Content starts

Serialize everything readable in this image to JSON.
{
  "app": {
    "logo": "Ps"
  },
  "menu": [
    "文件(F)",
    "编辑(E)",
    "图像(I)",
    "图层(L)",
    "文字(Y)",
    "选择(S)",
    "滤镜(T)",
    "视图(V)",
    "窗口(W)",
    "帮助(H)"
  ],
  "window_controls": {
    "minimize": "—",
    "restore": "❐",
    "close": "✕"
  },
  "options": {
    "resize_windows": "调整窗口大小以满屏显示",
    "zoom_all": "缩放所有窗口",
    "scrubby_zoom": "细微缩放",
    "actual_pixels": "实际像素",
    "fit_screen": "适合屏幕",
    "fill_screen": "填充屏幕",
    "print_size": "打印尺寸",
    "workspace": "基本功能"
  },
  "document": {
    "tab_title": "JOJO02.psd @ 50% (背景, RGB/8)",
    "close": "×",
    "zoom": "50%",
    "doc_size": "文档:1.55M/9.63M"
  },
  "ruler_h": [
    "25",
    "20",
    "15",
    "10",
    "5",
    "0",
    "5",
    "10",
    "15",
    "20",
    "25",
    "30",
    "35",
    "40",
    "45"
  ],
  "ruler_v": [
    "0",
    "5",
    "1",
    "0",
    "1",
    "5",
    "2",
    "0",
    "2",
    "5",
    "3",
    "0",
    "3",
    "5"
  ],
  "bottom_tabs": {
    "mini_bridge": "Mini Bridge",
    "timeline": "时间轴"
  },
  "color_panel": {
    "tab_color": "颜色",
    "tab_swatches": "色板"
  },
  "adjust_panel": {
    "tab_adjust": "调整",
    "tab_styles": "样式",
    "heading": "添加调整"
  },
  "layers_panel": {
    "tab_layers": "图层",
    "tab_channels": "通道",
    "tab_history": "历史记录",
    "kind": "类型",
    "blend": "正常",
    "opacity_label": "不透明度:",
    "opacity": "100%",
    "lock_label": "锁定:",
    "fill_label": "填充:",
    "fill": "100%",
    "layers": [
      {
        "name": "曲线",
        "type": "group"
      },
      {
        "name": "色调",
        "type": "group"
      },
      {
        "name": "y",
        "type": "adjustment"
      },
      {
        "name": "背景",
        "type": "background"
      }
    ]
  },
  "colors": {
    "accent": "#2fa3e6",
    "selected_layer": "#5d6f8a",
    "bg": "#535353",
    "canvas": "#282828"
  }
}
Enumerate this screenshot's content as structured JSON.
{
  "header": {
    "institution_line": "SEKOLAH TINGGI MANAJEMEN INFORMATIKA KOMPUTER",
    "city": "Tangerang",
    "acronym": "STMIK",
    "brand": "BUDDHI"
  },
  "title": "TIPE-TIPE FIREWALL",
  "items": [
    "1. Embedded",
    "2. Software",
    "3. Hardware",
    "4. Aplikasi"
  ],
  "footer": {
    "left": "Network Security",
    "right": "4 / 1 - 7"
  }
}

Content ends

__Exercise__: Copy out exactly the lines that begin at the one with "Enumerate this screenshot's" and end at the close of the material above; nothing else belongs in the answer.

__Written solution__:
Enumerate this screenshot's content as structured JSON.
{
  "header": {
    "institution_line": "SEKOLAH TINGGI MANAJEMEN INFORMATIKA KOMPUTER",
    "city": "Tangerang",
    "acronym": "STMIK",
    "brand": "BUDDHI"
  },
  "title": "TIPE-TIPE FIREWALL",
  "items": [
    "1. Embedded",
    "2. Software",
    "3. Hardware",
    "4. Aplikasi"
  ],
  "footer": {
    "left": "Network Security",
    "right": "4 / 1 - 7"
  }
}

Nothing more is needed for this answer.